The answer to that question is a definite yes. Win-win negotiation doesn’t require you to split resources right down the middle with a sole focus on being “fair.” It doesn’t mean automatically making a concession just because the other party made one. And it doesn’t mean that you should try to avoid conflict and tension at all cost.
Rather, win-win negotiation involves working to get the best deal possible for yourself while also working to ensure that your counterpart is satisfied (see also, Win-Win Negotiations: How to Manage Your Counterpart’s Satisfaction). It means making offers that are good for them and great for you, according to Susskind. And it means thinking creatively about how you can get more of what you want by helping the other side get what she wants.
A win-win negotiation example
Consider the following examples of a highly creative win-win negotiation. In a recent blog post for Forbes, Hootsuite CEO Ryan Holmes how, at the tail end of his team’s difficult negotiation with a potential vendor to sell Hootsuite’s education product, the two sides reach an impasse on the question of who would pay for the credit card fees associated with their future sales. The fees were only a small fraction of sales, but both sides felt they’d given enough and refused to budge.
As the deal threatened to collapse, Hootsuite finally agreed to pay for the fees—on the condition that the vendor agrees to take two Hootsuite representatives out for a nice steak dinner each time they achieve revenues of $100,000. Though the “steak dinner clause” was financially lopsided at first (the dinners cost far less than the credit-card fees), Holmes says it’s turned out to be a “huge win-win.”
Why? Because the dinners turned out to be “a powerful way to build a business relationship with this vendor,” according to Holmes. “We now do more business with the vendor than ever, a relationship that both sides have benefitted from.” A minor sacrifice on price—a win for the vendor—proved eventually to be a win for Hootsuite, as the steak dinners generated lucrative new business opportunities.
Win-win tradeoffs in negotiation
As this example shows, what might first look like a win-lose negotiation may turn out to be a win-win negotiation down the road. Finding your way to a win-win negotiation often involves reaching mutual gains by trading off their differing preferences to create value.
Here are a few types of differences that negotiators can capitalize to build win-win negotiations:
1. Different interests and priorities.
Hootsuite had a strong interest in building a long-term partnership with the vendor; the vendor was focused on getting a great deal on price. This difference led Hootsuite’s team to propose a value-creating tradeoff that led to a win-win deal over time.
2. Different beliefs about the future.
When parties have different beliefs about how the future will unfold and affect their agreement, they can negotiation contingent contracts—“what if?” proposals that stipulate what each side will do if its vision of the future does or does not come true, writes Susskind.
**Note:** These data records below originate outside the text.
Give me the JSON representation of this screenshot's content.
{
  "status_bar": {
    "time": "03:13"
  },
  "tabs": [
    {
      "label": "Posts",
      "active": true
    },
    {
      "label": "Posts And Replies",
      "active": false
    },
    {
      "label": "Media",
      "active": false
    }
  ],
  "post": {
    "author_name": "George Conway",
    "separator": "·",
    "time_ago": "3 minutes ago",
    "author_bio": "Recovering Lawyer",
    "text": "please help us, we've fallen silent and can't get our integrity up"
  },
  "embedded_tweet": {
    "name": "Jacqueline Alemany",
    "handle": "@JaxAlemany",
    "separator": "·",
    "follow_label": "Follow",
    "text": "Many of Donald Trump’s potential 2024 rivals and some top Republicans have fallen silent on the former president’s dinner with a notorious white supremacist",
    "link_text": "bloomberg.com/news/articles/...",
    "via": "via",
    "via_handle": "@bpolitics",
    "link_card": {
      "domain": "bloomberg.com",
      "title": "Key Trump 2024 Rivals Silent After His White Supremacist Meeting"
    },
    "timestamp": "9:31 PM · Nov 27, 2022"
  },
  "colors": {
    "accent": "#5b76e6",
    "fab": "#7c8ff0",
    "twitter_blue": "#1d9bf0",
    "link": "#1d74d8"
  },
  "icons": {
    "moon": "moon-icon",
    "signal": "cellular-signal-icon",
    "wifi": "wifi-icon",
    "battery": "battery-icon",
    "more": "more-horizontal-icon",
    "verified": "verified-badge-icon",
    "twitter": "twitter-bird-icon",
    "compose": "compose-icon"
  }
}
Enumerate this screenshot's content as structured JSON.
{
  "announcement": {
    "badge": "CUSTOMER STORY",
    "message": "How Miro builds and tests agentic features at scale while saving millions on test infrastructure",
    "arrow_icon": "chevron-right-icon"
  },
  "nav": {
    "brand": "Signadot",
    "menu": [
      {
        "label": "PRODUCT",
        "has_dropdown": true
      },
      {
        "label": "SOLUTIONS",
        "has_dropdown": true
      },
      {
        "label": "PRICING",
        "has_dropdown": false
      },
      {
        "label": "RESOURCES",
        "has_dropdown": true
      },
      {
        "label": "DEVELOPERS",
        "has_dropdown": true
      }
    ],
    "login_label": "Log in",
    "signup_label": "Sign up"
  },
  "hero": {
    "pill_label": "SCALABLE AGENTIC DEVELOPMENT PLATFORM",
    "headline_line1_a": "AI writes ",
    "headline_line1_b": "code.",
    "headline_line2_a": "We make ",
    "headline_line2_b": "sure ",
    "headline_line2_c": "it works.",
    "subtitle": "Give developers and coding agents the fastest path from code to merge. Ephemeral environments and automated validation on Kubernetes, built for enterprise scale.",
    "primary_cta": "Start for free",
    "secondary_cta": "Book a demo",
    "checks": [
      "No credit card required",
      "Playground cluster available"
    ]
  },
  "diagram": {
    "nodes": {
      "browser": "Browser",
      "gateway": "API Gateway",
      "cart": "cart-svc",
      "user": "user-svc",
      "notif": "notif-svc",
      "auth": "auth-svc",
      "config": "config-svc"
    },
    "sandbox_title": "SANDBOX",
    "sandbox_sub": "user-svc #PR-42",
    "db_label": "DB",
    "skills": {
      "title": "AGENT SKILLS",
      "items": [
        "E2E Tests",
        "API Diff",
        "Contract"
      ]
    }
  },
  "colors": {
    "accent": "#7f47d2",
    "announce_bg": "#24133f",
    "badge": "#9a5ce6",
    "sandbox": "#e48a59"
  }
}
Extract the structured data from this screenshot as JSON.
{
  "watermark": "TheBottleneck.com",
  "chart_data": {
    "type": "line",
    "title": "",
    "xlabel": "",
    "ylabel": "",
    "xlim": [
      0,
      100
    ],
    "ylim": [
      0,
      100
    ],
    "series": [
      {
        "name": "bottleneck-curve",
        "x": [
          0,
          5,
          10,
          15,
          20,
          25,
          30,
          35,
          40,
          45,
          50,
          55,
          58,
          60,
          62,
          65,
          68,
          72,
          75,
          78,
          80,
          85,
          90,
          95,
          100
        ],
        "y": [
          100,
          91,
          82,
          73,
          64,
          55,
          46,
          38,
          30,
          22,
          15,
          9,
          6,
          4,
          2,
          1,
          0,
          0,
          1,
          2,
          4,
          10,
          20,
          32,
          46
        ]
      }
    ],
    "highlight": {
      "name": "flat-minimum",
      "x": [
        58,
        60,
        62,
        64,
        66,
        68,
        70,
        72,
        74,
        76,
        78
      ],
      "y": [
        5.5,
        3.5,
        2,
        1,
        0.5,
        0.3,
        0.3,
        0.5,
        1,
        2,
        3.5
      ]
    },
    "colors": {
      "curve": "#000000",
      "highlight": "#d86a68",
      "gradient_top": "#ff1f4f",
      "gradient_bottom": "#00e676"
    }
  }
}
If each side truly believes its predictions will play out, both should be happy to “bet” on those predictions in their contract—and enable a win-win deal.
3. Different attitudes toward time.
Negotiators often have different time horizons that enable wise tradeoffs. Suppose that two investors are interested in buying a business together. One is looking for quick returns, while the other can be more patient. They might reach a win-win agreement by agreeing that the less patient party will get a larger percentage of early returns in exchange for agreeing that the more patient party will earn a much larger share of returns down the road.
Clearly, win-win negotiation offers far more flexibility than just splitting resources 50-50. By capitalizing on differences and negotiating assertively, negotiators can move into win-win territory.
Share your favorite win-win negotiation story with us in the comments.
Related Article: Negotiating for a Winning Coalition